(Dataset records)
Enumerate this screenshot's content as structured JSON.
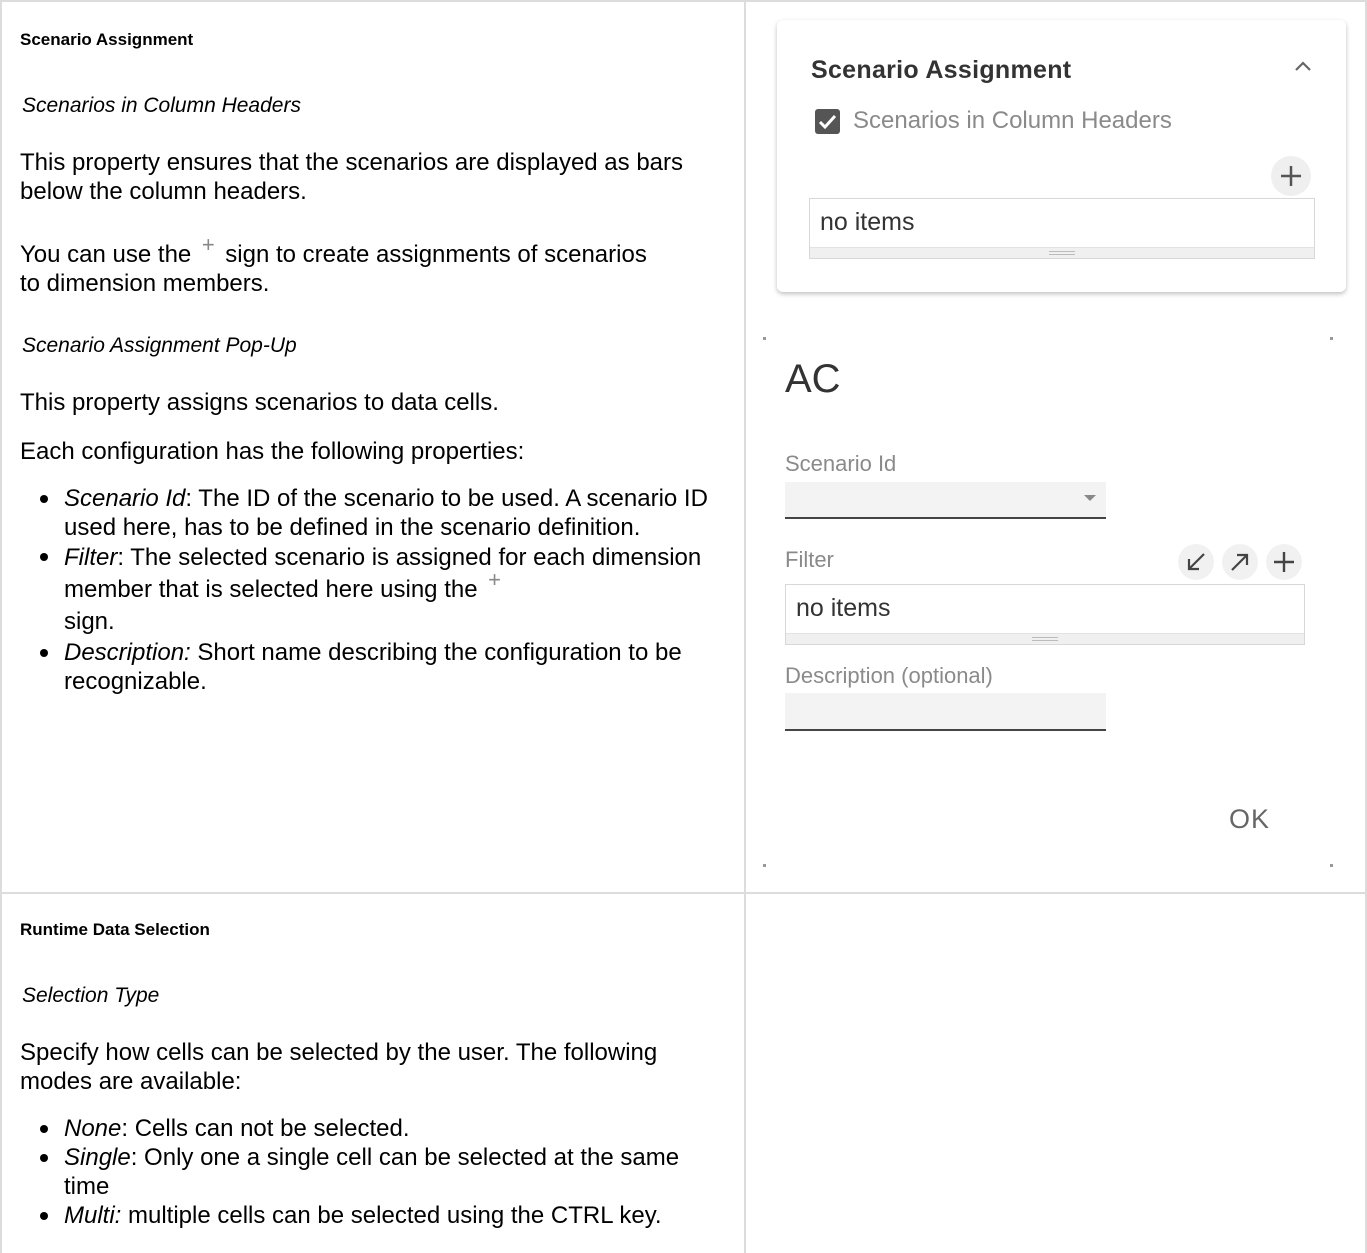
{
  "left": {
    "section1": {
      "heading": "Scenario Assignment",
      "sub1": "Scenarios in Column Headers",
      "para1": "This property ensures that the scenarios are displayed as bars below the column headers.",
      "para2_a": "You can use the",
      "para2_b": "sign to create assignments of scenarios to dimension members.",
      "sub2": "Scenario Assignment Pop-Up",
      "para3": "This property assigns scenarios to data cells.",
      "para4": "Each configuration has the following properties:",
      "bullets": [
        {
          "term": "Scenario Id",
          "text": ": The ID of the scenario to be used. A scenario ID used here, has to be defined in the scenario definition."
        },
        {
          "term": "Filter",
          "text_a": ": The selected scenario is assigned for each dimension member that is selected here using the",
          "text_b": "sign."
        },
        {
          "term": "Description:",
          "text": " Short name describing the configuration to be recognizable."
        }
      ]
    },
    "section2": {
      "heading": "Runtime Data Selection",
      "sub1": "Selection Type",
      "para1": "Specify how cells can be selected by the user. The following modes are available:",
      "bullets": [
        {
          "term": "None",
          "text": ": Cells can not be selected."
        },
        {
          "term": "Single",
          "text": ": Only one a single cell can be selected at the same time"
        },
        {
          "term": "Multi:",
          "text": " multiple cells can be selected using the CTRL key."
        }
      ]
    }
  },
  "card": {
    "title": "Scenario Assignment",
    "checkbox_label": "Scenarios in Column Headers",
    "checked": true,
    "items_text": "no items",
    "icons": [
      "chevron-up-icon",
      "plus-icon",
      "check-icon"
    ]
  },
  "dialog": {
    "title": "AC",
    "scenario_id_label": "Scenario Id",
    "filter_label": "Filter",
    "filter_items_text": "no items",
    "description_label": "Description (optional)",
    "ok_label": "OK",
    "icons": [
      "arrow-down-left-icon",
      "arrow-up-right-icon",
      "plus-icon",
      "dropdown-caret-icon"
    ]
  },
  "colors": {
    "border": "#dcdcdc",
    "checkbox": "#555555",
    "muted_text": "#8a8a8a"
  }
}
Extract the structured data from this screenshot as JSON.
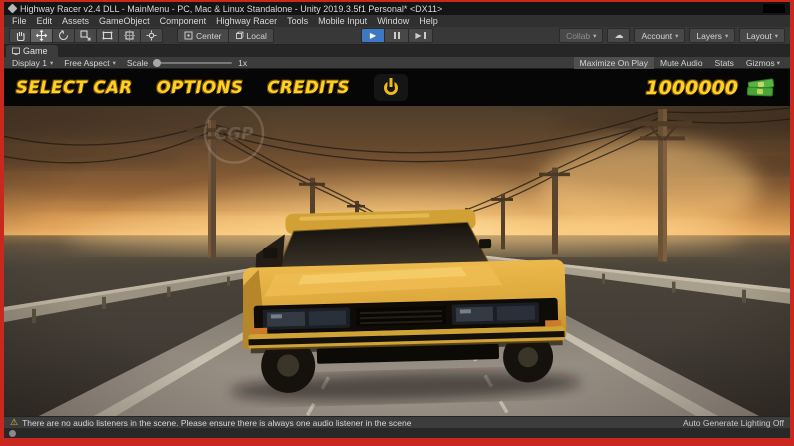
{
  "titlebar": {
    "title": "Highway Racer v2.4 DLL - MainMenu - PC, Mac & Linux Standalone - Unity 2019.3.5f1 Personal* <DX11>"
  },
  "menubar": {
    "items": [
      "File",
      "Edit",
      "Assets",
      "GameObject",
      "Component",
      "Highway Racer",
      "Tools",
      "Mobile Input",
      "Window",
      "Help"
    ]
  },
  "toolbar": {
    "pivot": "Center",
    "space": "Local",
    "collab": "Collab",
    "account": "Account",
    "layers": "Layers",
    "layout": "Layout"
  },
  "tabs": {
    "game": "Game"
  },
  "game_toolbar": {
    "display": "Display 1",
    "aspect": "Free Aspect",
    "scale_label": "Scale",
    "scale_value": "1x",
    "maximize": "Maximize On Play",
    "mute": "Mute Audio",
    "stats": "Stats",
    "gizmos": "Gizmos"
  },
  "game_ui": {
    "menu": [
      {
        "label": "SELECT CAR"
      },
      {
        "label": "OPTIONS"
      },
      {
        "label": "CREDITS"
      }
    ],
    "money": "1000000",
    "watermark": "CGP",
    "accent_yellow": "#ffd125"
  },
  "icons": {
    "caret": "▾",
    "cloud": "☁",
    "play": "▶",
    "warning": "⚠"
  },
  "statusbar": {
    "message": "There are no audio listeners in the scene. Please ensure there is always one audio listener in the scene",
    "lighting": "Auto Generate Lighting Off"
  }
}
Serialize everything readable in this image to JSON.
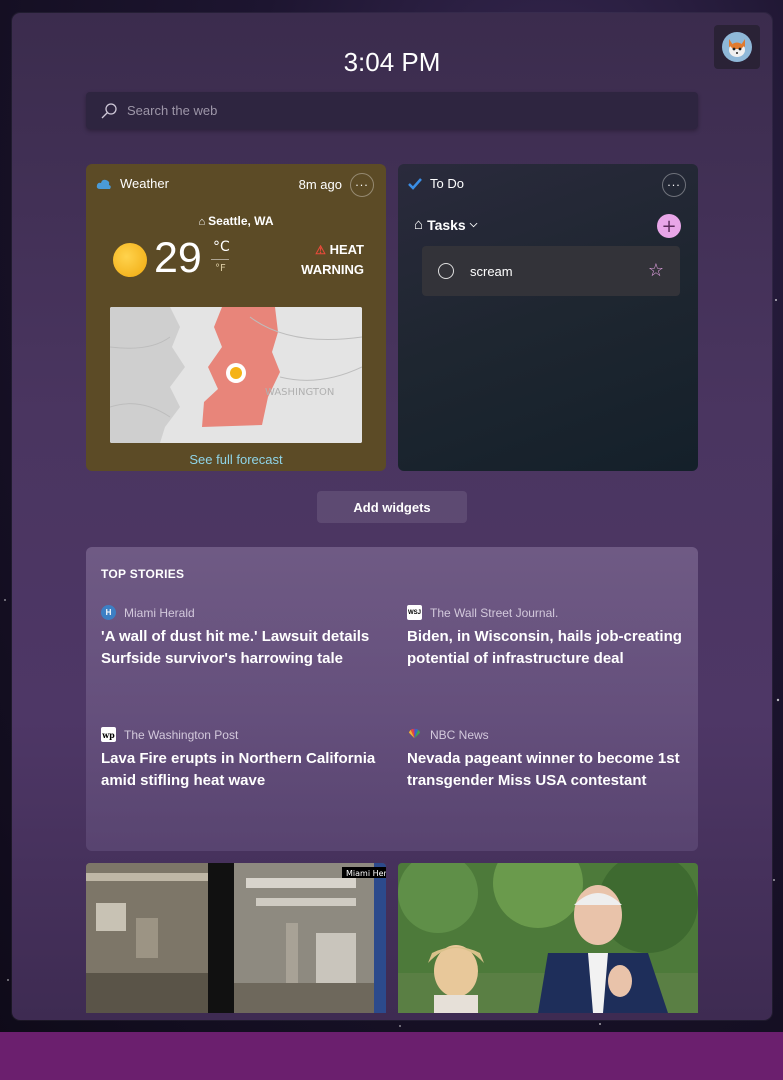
{
  "clock": "3:04 PM",
  "search": {
    "placeholder": "Search the web"
  },
  "weather": {
    "title": "Weather",
    "updated": "8m ago",
    "location": "Seattle, WA",
    "temperature": "29",
    "unit_c": "°C",
    "unit_f": "°F",
    "alert_line1": "HEAT",
    "alert_line2": "WARNING",
    "map_label": "WASHINGTON",
    "forecast_link": "See full forecast"
  },
  "todo": {
    "title": "To Do",
    "list_name": "Tasks",
    "tasks": [
      {
        "text": "scream",
        "starred": false
      }
    ]
  },
  "add_widgets": "Add widgets",
  "top_stories": {
    "heading": "TOP STORIES",
    "items": [
      {
        "source": "Miami Herald",
        "title": "'A wall of dust hit me.' Lawsuit details Surfside survivor's harrowing tale"
      },
      {
        "source": "The Wall Street Journal.",
        "title": "Biden, in Wisconsin, hails job-creating potential of infrastructure deal"
      },
      {
        "source": "The Washington Post",
        "title": "Lava Fire erupts in Northern California amid stifling heat wave"
      },
      {
        "source": "NBC News",
        "title": "Nevada pageant winner to become 1st transgender Miss USA contestant"
      }
    ]
  },
  "image_cards": [
    {
      "watermark": "Miami Hera"
    }
  ],
  "colors": {
    "weather_bg": "#5c4b26",
    "accent_pink": "#e8a6e8",
    "link_cyan": "#8fd4e8",
    "taskbar": "#6b1f6e"
  }
}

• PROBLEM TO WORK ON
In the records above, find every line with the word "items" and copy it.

• WORKED SOLUTION
    "items_text": "no items",
    "filter_items_text": "no items",
    "items": [
    "items": [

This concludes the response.